“It was one of those meetings that, after it happened, seemed destined to have occurred,” Clementine shares nostalgically. “It felt like every part of the puzzle just fit into place and explained a lot, but also seemed gifted somehow, by some twist of fate. It was like our souls had met, in some way.”
Clementine describes falling in love for the first time, and it being a woman, as something she was “excited about” and thrilled by.
“This experience of falling in love with someone, and also, as part of that, coming to know who you are, or having a better understanding of who you are as a person, is really transformative,” Clementine philosophises.
She continues: “I feel like we have these really false ideas about what love is valid and what’s not. And it’s not just about heteronormativity defining a valid kind of love – obviously you and I, and the listeners of this show, know that all love is valid, and that queer love is just as beautiful as straight love. But there‘s a validity that’s applied to love that quote-unquote lasts. People think that if your relationship only lasts six months, or if it lasts for two years and then it ends, that somehow it’s a failed relationship.”
Indeed, the validity of queer love is “ridiculous” to even talk about, according to Clementine. Amen to that.
She reflects more on this notion of long relationships being more valid than short ones and the fact we’ve been culturally conditioned to find ‘the one’:
“All loves have a season. And we have a season and one day our season will be over, and what counts or what we have to make count is how we experienced life while we were here.”
Clementine Ford on the grief of losing her mother
As well as being members of the LGBTQ+ community and feminists, and being writers, our host Rosie and Clementine Ford have a big thing in common in that they were both around the same age when they’re mothers suddenly died.
“Your experience of your mother dying so young, at 58, actually resonates with me,” Rosie confesses in her interview with Clementine in Episode 8 of OUTcast Podcast. “My mum died when she was 59 as well, so I know what it’s like to lose your Mum so unexpectedly.”
“I think the hardest parts about that grief were not just becoming a mum myself without the benefit of a mother there, but realising now that I’m 40 and I’m so much closer to her in terms of understanding than I was then,” Clementine shares. “I then just miss out on all this opportunity for discussion, and for learning. And going back to what we said at the start of this episode, about love being knowing yourself, but love also being knowing other people.”
Clementine continues: “I loved my mother so much, but I was never able to have the opportunity to really know her. Obviously I knew her as my mum, and I know lots of stories about her, but there’s a layer to her that will just be forever out of my reach.”

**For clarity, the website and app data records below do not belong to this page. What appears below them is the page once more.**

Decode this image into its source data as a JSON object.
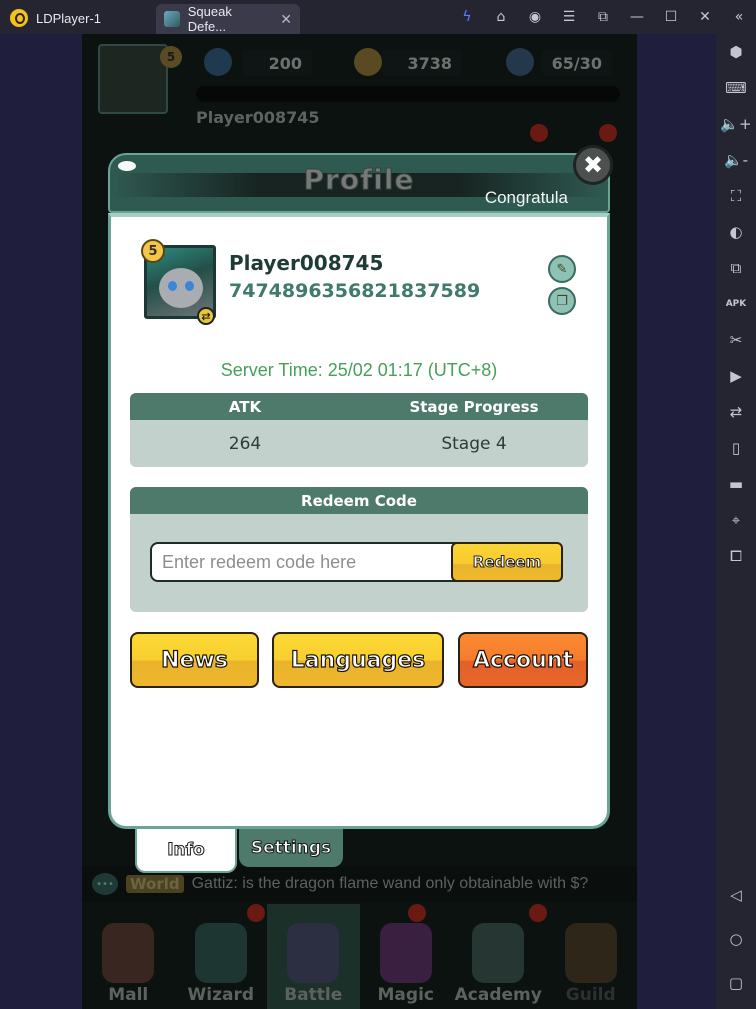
{
  "window": {
    "app_name": "LDPlayer-1",
    "active_tab": "Squeak Defe...",
    "toolbar_icons": [
      "bolt-icon",
      "store-icon",
      "account-icon",
      "menu-icon",
      "resize-icon",
      "minimize-icon",
      "maximize-icon",
      "close-icon",
      "collapse-icon"
    ]
  },
  "sidebar": {
    "icons": [
      "settings-icon",
      "keyboard-icon",
      "volume-up-icon",
      "volume-down-icon",
      "fullscreen-icon",
      "macro-icon",
      "multi-instance-icon",
      "apk-install-icon",
      "scissors-icon",
      "record-icon",
      "sync-icon",
      "shake-icon",
      "folder-icon",
      "location-icon",
      "more-icon"
    ],
    "android_nav": [
      "back-icon",
      "home-icon",
      "recents-icon"
    ]
  },
  "game_header": {
    "level": "5",
    "gems": "200",
    "coins": "3738",
    "energy": "65/30",
    "player_name": "Player008745"
  },
  "modal": {
    "title": "Profile",
    "marquee": "Congratula",
    "close_label": "✖",
    "profile": {
      "level": "5",
      "name": "Player008745",
      "id": "7474896356821837589"
    },
    "server_time": "Server Time: 25/02 01:17 (UTC+8)",
    "stats": {
      "headers": [
        "ATK",
        "Stage Progress"
      ],
      "values": [
        "264",
        "Stage 4"
      ]
    },
    "redeem": {
      "title": "Redeem Code",
      "placeholder": "Enter redeem code here",
      "value": "",
      "button": "Redeem"
    },
    "buttons": {
      "news": "News",
      "languages": "Languages",
      "account": "Account"
    },
    "tabs": {
      "info": "Info",
      "settings": "Settings"
    }
  },
  "chat": {
    "channel": "World",
    "message": "Gattiz: is the dragon flame wand only obtainable with $?"
  },
  "bottom_nav": [
    "Mall",
    "Wizard",
    "Battle",
    "Magic",
    "Academy",
    "Guild"
  ],
  "colors": {
    "primary_green": "#4e7a6c",
    "server_time_green": "#45a05a",
    "button_yellow": "#f7cf2f",
    "button_orange": "#f67c2c"
  }
}
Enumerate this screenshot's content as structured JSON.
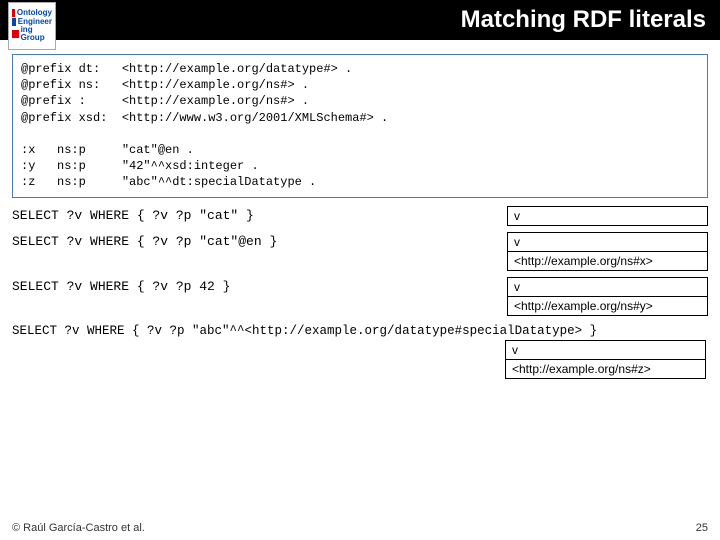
{
  "header": {
    "title": "Matching RDF literals"
  },
  "logo": {
    "l1": "Ontology",
    "l2": "Engineer",
    "l3": "ing Group"
  },
  "code": {
    "block": "@prefix dt:   <http://example.org/datatype#> .\n@prefix ns:   <http://example.org/ns#> .\n@prefix :     <http://example.org/ns#> .\n@prefix xsd:  <http://www.w3.org/2001/XMLSchema#> .\n\n:x   ns:p     \"cat\"@en .\n:y   ns:p     \"42\"^^xsd:integer .\n:z   ns:p     \"abc\"^^dt:specialDatatype ."
  },
  "queries": {
    "q1": {
      "text": "SELECT ?v WHERE { ?v ?p \"cat\" }",
      "head": "v"
    },
    "q2": {
      "text": "SELECT ?v WHERE { ?v ?p \"cat\"@en }",
      "head": "v",
      "row": "<http://example.org/ns#x>"
    },
    "q3": {
      "text": "SELECT ?v WHERE { ?v ?p 42 }",
      "head": "v",
      "row": "<http://example.org/ns#y>"
    },
    "q4": {
      "text": "SELECT ?v WHERE { ?v ?p \"abc\"^^<http://example.org/datatype#specialDatatype> }",
      "head": "v",
      "row": "<http://example.org/ns#z>"
    }
  },
  "footer": {
    "copyright": "© Raúl García-Castro et al.",
    "page": "25"
  }
}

‘The thing about grief is it knows what I did and it knows what I did not say’
“The musician Clare Bowditch, who’s a musician over here in Australia, has a beautiful song called ‘The Thing About Grief.’ And she sings, ‘The thing about grief is it knows what I did and it knows what I did not say. And it’s sentenced me to a long long lifetime of excavating the things this little head of mine cannot yet understand.’”
Rosie and Clementine continue to ponder the hope that’s contained in experiencing love in spite of loss, and the beauty of humanity’s capacity for love.
“I am made relentlessly hopeful by the fact that we keep trying,” Clementine muses. “We keep trying, even when things haven’t worked out, whatever it might be, we remain in a constant state of trying. I think that’s one of the most beautiful things about humans.”
There’s an old adage that the definition of insanity is doing the same thing over and over, and expecting a different result.
“I actually think that when it comes to love, and doing the same thing over and over, and expecting a different result – but still trying anyway – is one of the most beautiful things I can think of,” Clementine concludes.
Absolutely. Here’s to love.
This episode of OUTcast Podcast is dedicated to the memory of Sue Pentreath (1958-2018).
(📸: Sarah Enticknap + Clementine Ford / Instagram)